Zombies, zombies, everywhere zombies. Do we really need another zombie series on TV right now? In case ‘The Walking Dead’ isn’t enough for you, or you’ve burned-out on its characters and formula, Syfy would like to offer its own new zombie drama, ‘Z Nation’. Is this one different enough to provide a compelling alternative?
Let’s be very clear: ‘Z Nation’ is not ‘The Walking Dead’. Whether you consider that a good or bad thing is up to you. This is not a show that makes any pretense of creating richly-drawn characters plagued by emotional dysfunction. Based on the first episode, it’s nowhere near as dour in tone and seems unlikely to get stuck in a single location for long periods of time while the narrative only lurches forward in fits and starts as slowly as the ambling undead. This is a fast-paced action series with perfunctory, disposable characters, lots of cheesy low-budget VFX and gore, and a little bit of humor. I expect that many viewers will laugh it off the screen while some will consider it a refreshing change of pace.
The pilot episode, called ‘Puppies and Kittens’, dispenses with the set-up in a 30-second prologue. It’s the zombie apocalypse. Governments have collapsed, society is in chaos. Blah blah blah, let’s get going. Why or how any of this happened in irrelevant.
We’re dealing with the rapid-infection, running zombies here. They have a tendency to come from out of nowhere and move very fast. Human characters freely use the word “zombie,” though they’re more apt to call the monsters “Zs.”
Harold Perrineau from ‘Lost’ plays Hammond, the lone surviving soldier from a squad that was otherwise wiped out. He’s charged with transporting a former prisoner named Murphy from New York to a medical lab in California. In Murphy’s blood is an experimental zombie vaccine. He’s the only human who has ever survived being bitten by Zs and not turned. Hammond occasionally makes contact with a command center going by the call sign “Northern Lights,” whose radio operator (DJ Squalls) gives him directions and orders, and tries to coordinate with other remnants of the military system, usually unsuccessfully.
Hammond comes across a small pocket of survivors led by a former National Guardsman named Garnett (Tom Everett Scott). Garnett and a few of his buddies agree to drive Hammond and Murphy to a nearby army base. In the meantime, their camp is overrun and the rest of their friends are killed. By the time they get to the base, it’s been destroyed and everyone there is dead, except a baby found in the back of a crashed car.

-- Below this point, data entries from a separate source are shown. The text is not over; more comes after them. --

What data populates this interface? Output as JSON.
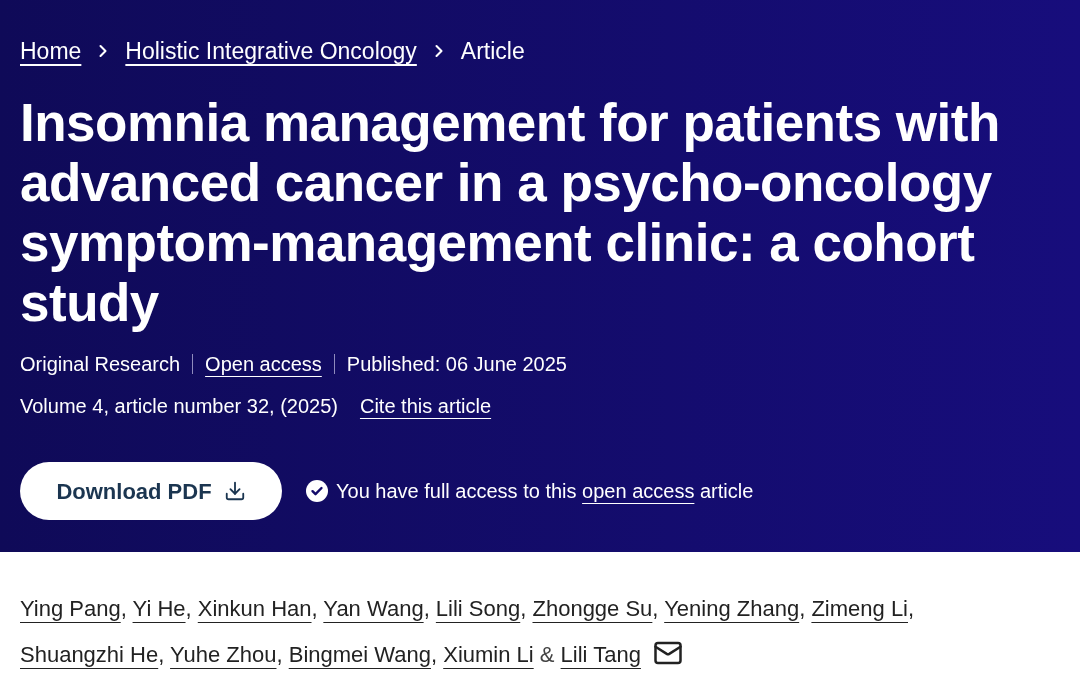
{
  "breadcrumb": [
    {
      "label": "Home",
      "link": true
    },
    {
      "label": "Holistic Integrative Oncology",
      "link": true
    },
    {
      "label": "Article",
      "link": false
    }
  ],
  "title": "Insomnia management for patients with advanced cancer in a psycho-oncology symptom-management clinic: a cohort study",
  "meta": {
    "items": [
      {
        "text": "Original Research",
        "link": false
      },
      {
        "text": "Open access",
        "link": true
      },
      {
        "text": "Published: 06 June 2025",
        "link": false
      }
    ],
    "citation": "Volume 4, article number 32, (2025)",
    "cite_link": "Cite this article"
  },
  "download_button": {
    "label": "Download PDF"
  },
  "access_note": {
    "before": "You have full access to this",
    "link": "open access",
    "after": "article"
  },
  "authors": {
    "separator": ",",
    "last_separator": "&",
    "items": [
      {
        "name": "Ying Pang",
        "corresponding": false
      },
      {
        "name": "Yi He",
        "corresponding": false
      },
      {
        "name": "Xinkun Han",
        "corresponding": false
      },
      {
        "name": "Yan Wang",
        "corresponding": false
      },
      {
        "name": "Lili Song",
        "corresponding": false
      },
      {
        "name": "Zhongge Su",
        "corresponding": false
      },
      {
        "name": "Yening Zhang",
        "corresponding": false
      },
      {
        "name": "Zimeng Li",
        "corresponding": false
      },
      {
        "name": "Shuangzhi He",
        "corresponding": false
      },
      {
        "name": "Yuhe Zhou",
        "corresponding": false
      },
      {
        "name": "Bingmei Wang",
        "corresponding": false
      },
      {
        "name": "Xiumin Li",
        "corresponding": false
      },
      {
        "name": "Lili Tang",
        "corresponding": true
      }
    ]
  }
}
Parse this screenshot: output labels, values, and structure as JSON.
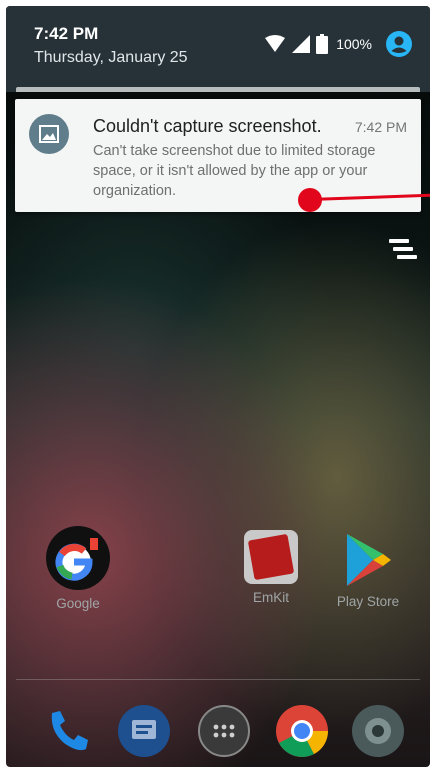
{
  "status_bar": {
    "time": "7:42 PM",
    "date": "Thursday, January 25",
    "battery": "100%",
    "icons": [
      "wifi-icon",
      "cell-signal-icon",
      "battery-icon",
      "account-icon"
    ]
  },
  "notification": {
    "icon": "screenshot-image-icon",
    "title": "Couldn't capture screenshot.",
    "time": "7:42 PM",
    "text": "Can't take screenshot due to limited storage space, or it isn't allowed by the app or your organization."
  },
  "clear_all": {
    "icon": "clear-all-icon"
  },
  "home_apps": [
    {
      "label": "Google",
      "icon": "google-folder-icon"
    },
    {
      "label": "EmKit",
      "icon": "emkit-icon"
    },
    {
      "label": "Play Store",
      "icon": "play-store-icon"
    }
  ],
  "dock": [
    {
      "icon": "phone-icon"
    },
    {
      "icon": "messages-icon"
    },
    {
      "icon": "app-drawer-icon"
    },
    {
      "icon": "chrome-icon"
    },
    {
      "icon": "camera-icon"
    }
  ],
  "colors": {
    "shade_bg": "#263238",
    "notification_bg": "#f4f5f5",
    "accent_blue": "#29b6f6",
    "touch_marker": "#e1061b"
  }
}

Although they don’t know what to do with a baby and realize that it will just hold them back, Garnett feels responsible for it.
Don’t worry, the show’s not going to get all sentimental. In short order, the baby gets splattered with zombie blood, is infected and turns into a little brain-muncher. It skitters all over the place (which makes no sense at all, since babies don’t have enough muscle tone to move that quickly, but whatever) and eventually kills Hammond. Plot twist! I guess he’s not our hero after all. Garnett and friends unload a lot of bullets into both of them, then decide to follow through with Hammond’s mission to get Murphy to California, much to Murphy’s dismay.
In an epilogue, the Northern Lights guy (who’s been stranded alone at an arctic station) takes off his uniform, throws on a pair of sunglasses, and blasts a radio transmission across all frequencies. He’s going to be the new DJ of the apocalypse, making chatter and spinning up tunes to whoever’s still left to listen.
As a production of The Asylum, ‘Z Nation’ has a lot of stilted acting and weak dialogue, poor production values and frequently terrible CGI effects, but it embraces that cheesiness. While not quite an overt comedy like ‘Zombieland’, the show makes stabs at satire and black comedy, to variable effect. (A bit involving a black market for zombie weapons is pretty amusing.) It’s neither very scary nor suspenseful but, unlike Asylum’s countless “mockbusters” and giant monster TV movies, at least tries to play the horror elements straight.
This is not a great show. On any objective scale, it is not as “good” as ‘The Walking Dead’. But it has its own vibe and could be a kind-of fun time-waster while we wait for the next season of ‘Walking Dead’ to start up next month. I’ll watch at least one more episode to see how it fares.